He was a lecturer at the Industrial College of the Armed Forces, the Brookings Institution, the U. S. Naval Weapons Laboratory, the Foreign Service Institute of the State Department, and the Naval College.
Quigley was a closely connected elite "insider" to the American Establishment, with impeccable credentials and trappings of respectability.
But Carroll Quigley's most notable achievement was the authorship of one of the most important books of the 20th Century: Tragedy and Hope - A History of the World in Our Time.Read more ›
The archetype of "Tragedy and Hope" is the work of Procopius, a courtier in the time of the Byzantine emperor Justinian, whose official history, the " De Aedificiis," celebrated the accomplishments of his monarch - but who supplemented it with a secret history, the "Anecdota," in which he spilled the dirt on the emperor and his wife Theodora.

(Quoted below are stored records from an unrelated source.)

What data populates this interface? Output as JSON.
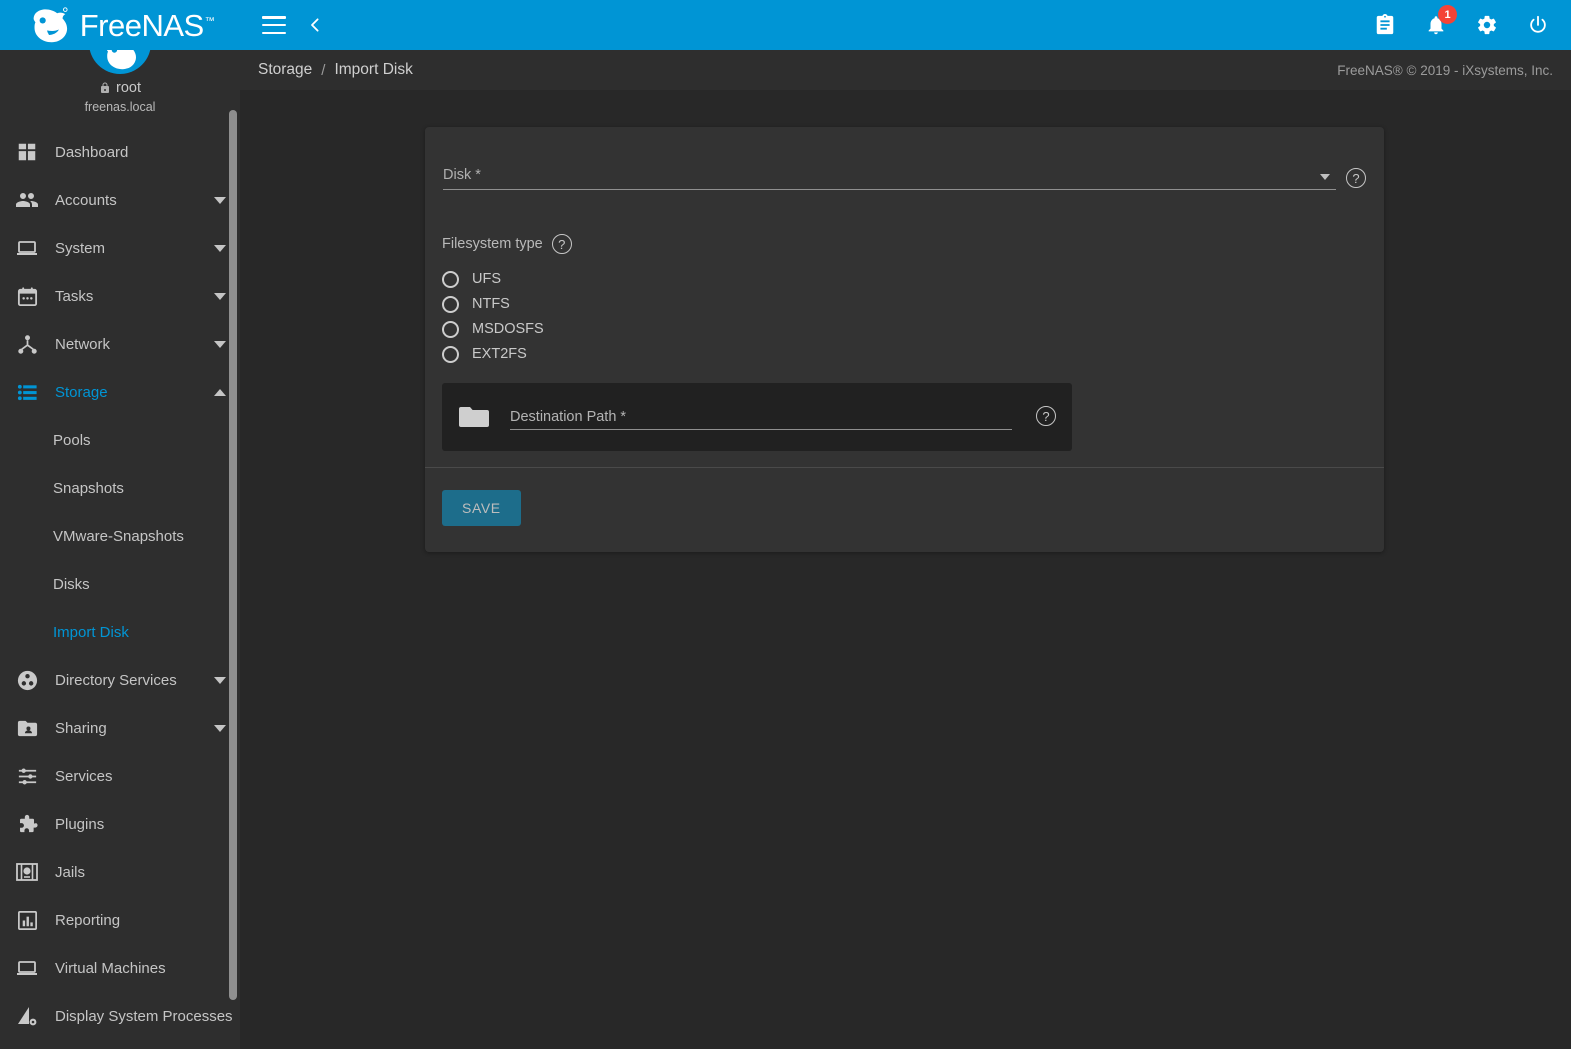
{
  "app": {
    "brand_name": "FreeNAS",
    "brand_tm": "™"
  },
  "topbar": {
    "menu_toggle_label": "menu",
    "back_label": "back",
    "icons": [
      "clipboard-icon",
      "bell-icon",
      "gear-icon",
      "power-icon"
    ],
    "notification_count": "1",
    "accent_color": "#0095d5",
    "badge_color": "#f44336"
  },
  "sidebar": {
    "user": {
      "name": "root",
      "host": "freenas.local",
      "lock_icon": "lock-icon"
    },
    "items": [
      {
        "label": "Dashboard",
        "icon": "dashboard-icon",
        "expandable": false,
        "active": false
      },
      {
        "label": "Accounts",
        "icon": "people-icon",
        "expandable": true,
        "expanded": false,
        "active": false
      },
      {
        "label": "System",
        "icon": "laptop-icon",
        "expandable": true,
        "expanded": false,
        "active": false
      },
      {
        "label": "Tasks",
        "icon": "calendar-icon",
        "expandable": true,
        "expanded": false,
        "active": false
      },
      {
        "label": "Network",
        "icon": "network-icon",
        "expandable": true,
        "expanded": false,
        "active": false
      },
      {
        "label": "Storage",
        "icon": "storage-icon",
        "expandable": true,
        "expanded": true,
        "active": true
      }
    ],
    "storage_children": [
      {
        "label": "Pools",
        "active": false
      },
      {
        "label": "Snapshots",
        "active": false
      },
      {
        "label": "VMware-Snapshots",
        "active": false
      },
      {
        "label": "Disks",
        "active": false
      },
      {
        "label": "Import Disk",
        "active": true
      }
    ],
    "items_after": [
      {
        "label": "Directory Services",
        "icon": "directory-icon",
        "expandable": true,
        "expanded": false,
        "active": false
      },
      {
        "label": "Sharing",
        "icon": "sharing-icon",
        "expandable": true,
        "expanded": false,
        "active": false
      },
      {
        "label": "Services",
        "icon": "services-icon",
        "expandable": false,
        "active": false
      },
      {
        "label": "Plugins",
        "icon": "puzzle-icon",
        "expandable": false,
        "active": false
      },
      {
        "label": "Jails",
        "icon": "jails-icon",
        "expandable": false,
        "active": false
      },
      {
        "label": "Reporting",
        "icon": "chart-icon",
        "expandable": false,
        "active": false
      },
      {
        "label": "Virtual Machines",
        "icon": "monitor-icon",
        "expandable": false,
        "active": false
      },
      {
        "label": "Display System Processes",
        "icon": "processes-icon",
        "expandable": false,
        "active": false
      }
    ],
    "active_color": "#0095d5"
  },
  "breadcrumb": {
    "root": "Storage",
    "separator": "/",
    "current": "Import Disk"
  },
  "footer": {
    "copyright": "FreeNAS® © 2019 - iXsystems, Inc."
  },
  "form": {
    "disk": {
      "label": "Disk *",
      "value": "",
      "help_icon": "help-icon"
    },
    "filesystem_type": {
      "label": "Filesystem type",
      "help_icon": "help-icon",
      "options": [
        {
          "label": "UFS",
          "selected": false
        },
        {
          "label": "NTFS",
          "selected": false
        },
        {
          "label": "MSDOSFS",
          "selected": false
        },
        {
          "label": "EXT2FS",
          "selected": false
        }
      ]
    },
    "destination_path": {
      "placeholder": "Destination Path *",
      "value": "",
      "folder_icon": "folder-icon",
      "help_icon": "help-icon"
    },
    "save_label": "SAVE",
    "save_color": "#1d6d8b"
  }
}
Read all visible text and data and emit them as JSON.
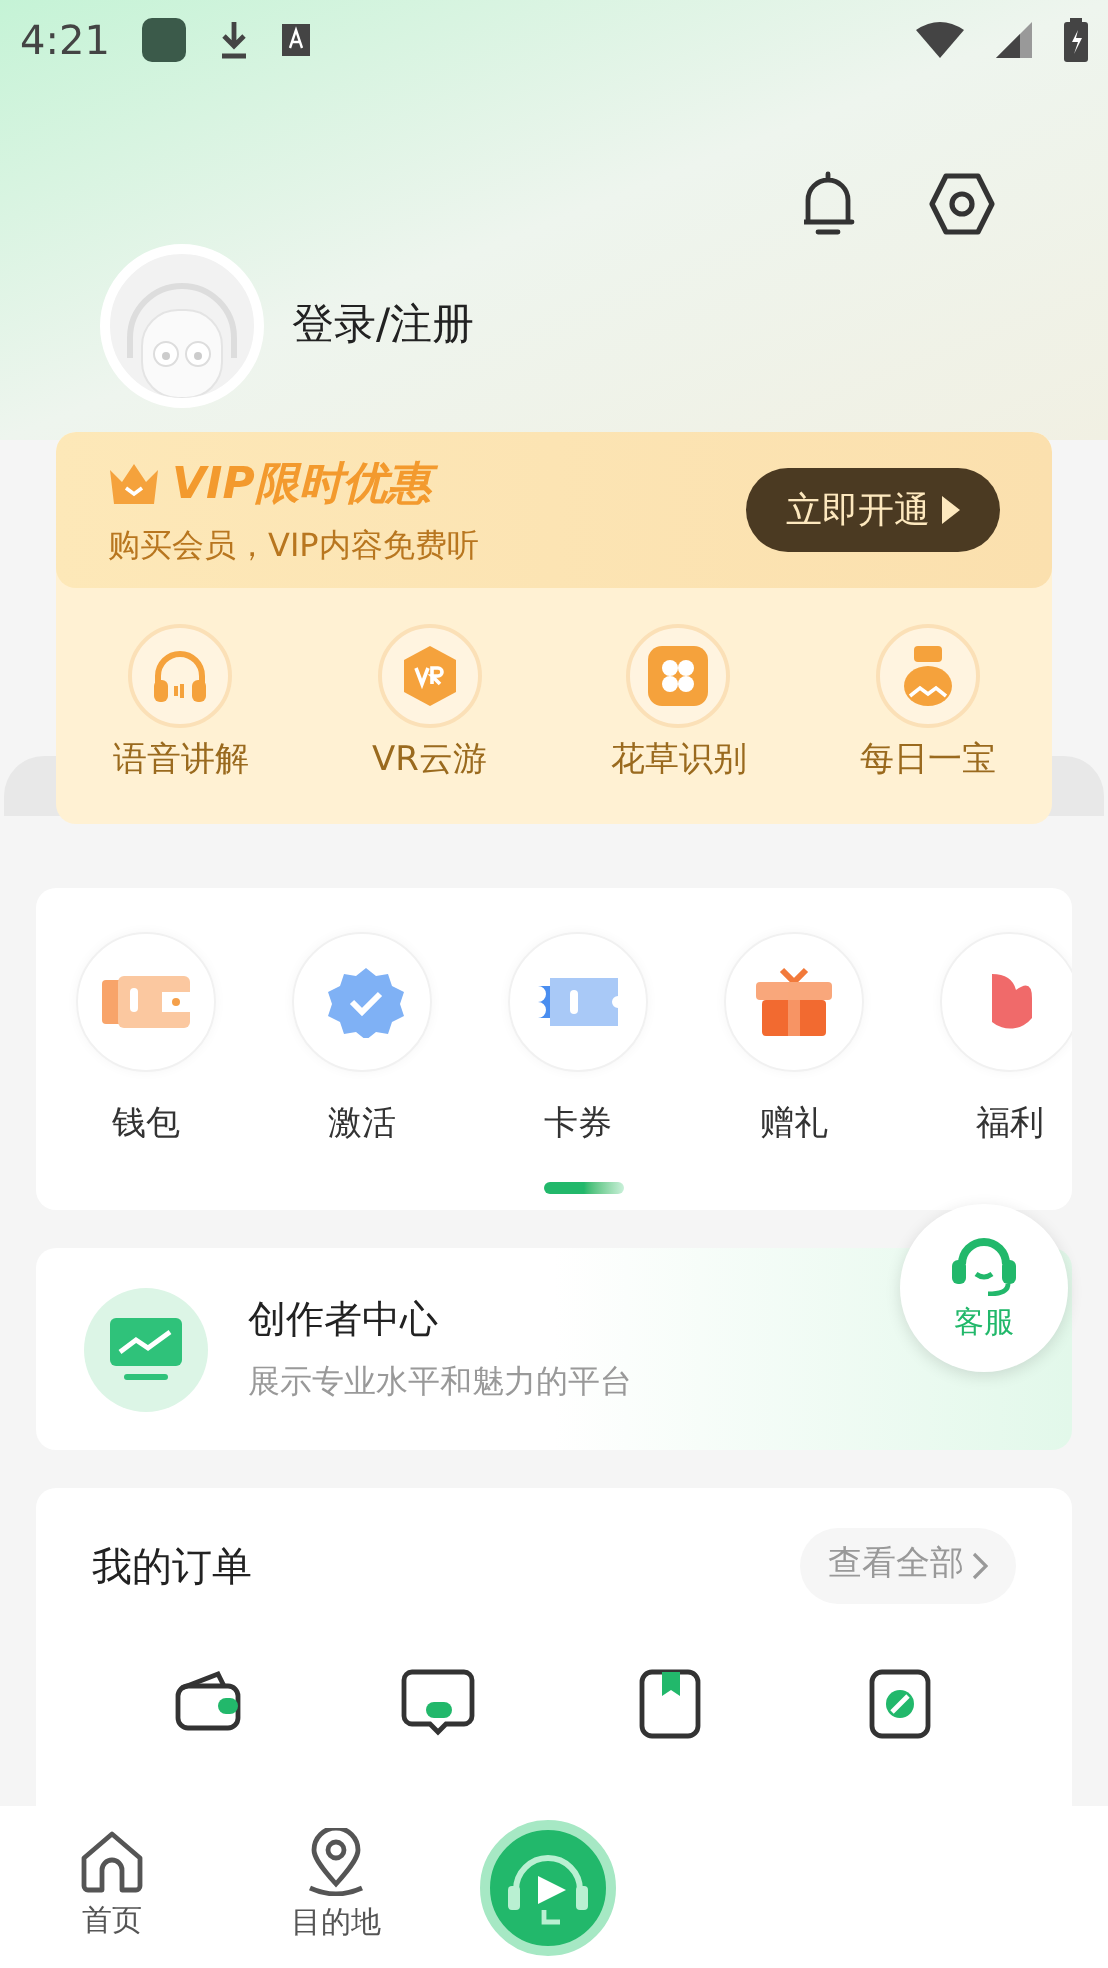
{
  "status_bar": {
    "time": "4:21"
  },
  "profile": {
    "login_label": "登录/注册"
  },
  "vip": {
    "title": "VIP限时优惠",
    "subtitle": "购买会员，VIP内容免费听",
    "button": "立即开通"
  },
  "vip_features": [
    {
      "kind": "headphones",
      "label": "语音讲解"
    },
    {
      "kind": "vr",
      "label": "VR云游"
    },
    {
      "kind": "flower",
      "label": "花草识别"
    },
    {
      "kind": "treasure",
      "label": "每日一宝"
    }
  ],
  "services": [
    {
      "kind": "wallet",
      "label": "钱包"
    },
    {
      "kind": "badge",
      "label": "激活"
    },
    {
      "kind": "ticket",
      "label": "卡券"
    },
    {
      "kind": "gift",
      "label": "赠礼"
    },
    {
      "kind": "bonus",
      "label": "福利"
    }
  ],
  "creator": {
    "title": "创作者中心",
    "subtitle": "展示专业水平和魅力的平台"
  },
  "support": {
    "label": "客服"
  },
  "orders": {
    "title": "我的订单",
    "view_all": "查看全部",
    "items": [
      {
        "kind": "wallet"
      },
      {
        "kind": "comment"
      },
      {
        "kind": "book"
      },
      {
        "kind": "cancel"
      }
    ]
  },
  "bottom_nav": [
    {
      "kind": "home",
      "label": "首页",
      "selected": false
    },
    {
      "kind": "pin",
      "label": "目的地",
      "selected": false
    },
    {
      "kind": "play",
      "selected": false
    }
  ]
}
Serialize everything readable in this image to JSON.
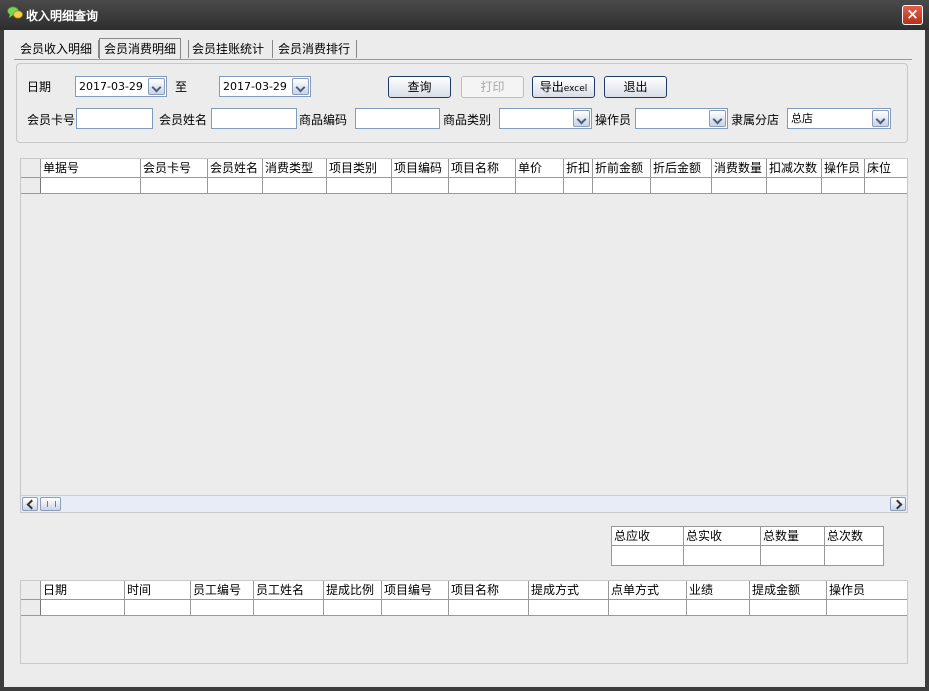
{
  "window": {
    "title": "收入明细查询",
    "close": "×"
  },
  "tabs": [
    "会员收入明细",
    "会员消费明细",
    "会员挂账统计",
    "会员消费排行"
  ],
  "filter": {
    "date_label": "日期",
    "date_from": "2017-03-29",
    "to_label": "至",
    "date_to": "2017-03-29",
    "card_label": "会员卡号",
    "name_label": "会员姓名",
    "code_label": "商品编码",
    "category_label": "商品类别",
    "operator_label": "操作员",
    "branch_label": "隶属分店",
    "branch_value": "总店"
  },
  "buttons": {
    "query": "查询",
    "print": "打印",
    "export_prefix": "导出",
    "export_suffix": "excel",
    "exit": "退出"
  },
  "main_grid": {
    "columns": [
      "单据号",
      "会员卡号",
      "会员姓名",
      "消费类型",
      "项目类别",
      "项目编码",
      "项目名称",
      "单价",
      "折扣",
      "折前金额",
      "折后金额",
      "消费数量",
      "扣减次数",
      "操作员",
      "床位"
    ]
  },
  "totals": {
    "columns": [
      "总应收",
      "总实收",
      "总数量",
      "总次数"
    ]
  },
  "detail_grid": {
    "columns": [
      "日期",
      "时间",
      "员工编号",
      "员工姓名",
      "提成比例",
      "项目编号",
      "项目名称",
      "提成方式",
      "点单方式",
      "业绩",
      "提成金额",
      "操作员"
    ]
  }
}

Much of the interest in Quigley's book centers around his dirt-spilling account of the machinations of international bankers and of the organizations they formed to exert influence behind-the-scenes on political and diplomatic activity, such as the Round Table, the Royal Institute of International Affairs and the Council on Foreign Relations. While his discussion of these matters occupies a fairly small number of the book's 1300-odd pages, it has drawn the attention of so-called "conspiracy theorists," mostly on the political right (e.g. the John Birch Society) but also some on the left, such as the sociologist G.Read more ›
Most Recent Customer Reviews
The '16 cycle reveals a twisted interpretation of Professor Quigley's analytic tome. Bummer.Published 7 days ago by Chip
Great book, Super dry, lots of information to change your perception on a lot of things in this life.Published 10 days ago by Amazon Customer
Great historical volume that remains eerily relevant today. Having been written a while ago now doesn’t diminish it’s importance at all.Published 3 months ago by slavicboy
This book/text exceeded my expectations in relation to history and economics. It is so informative that I only read and digest so many pages per day. Read morePublished 4 months ago by Ann G. Jacobs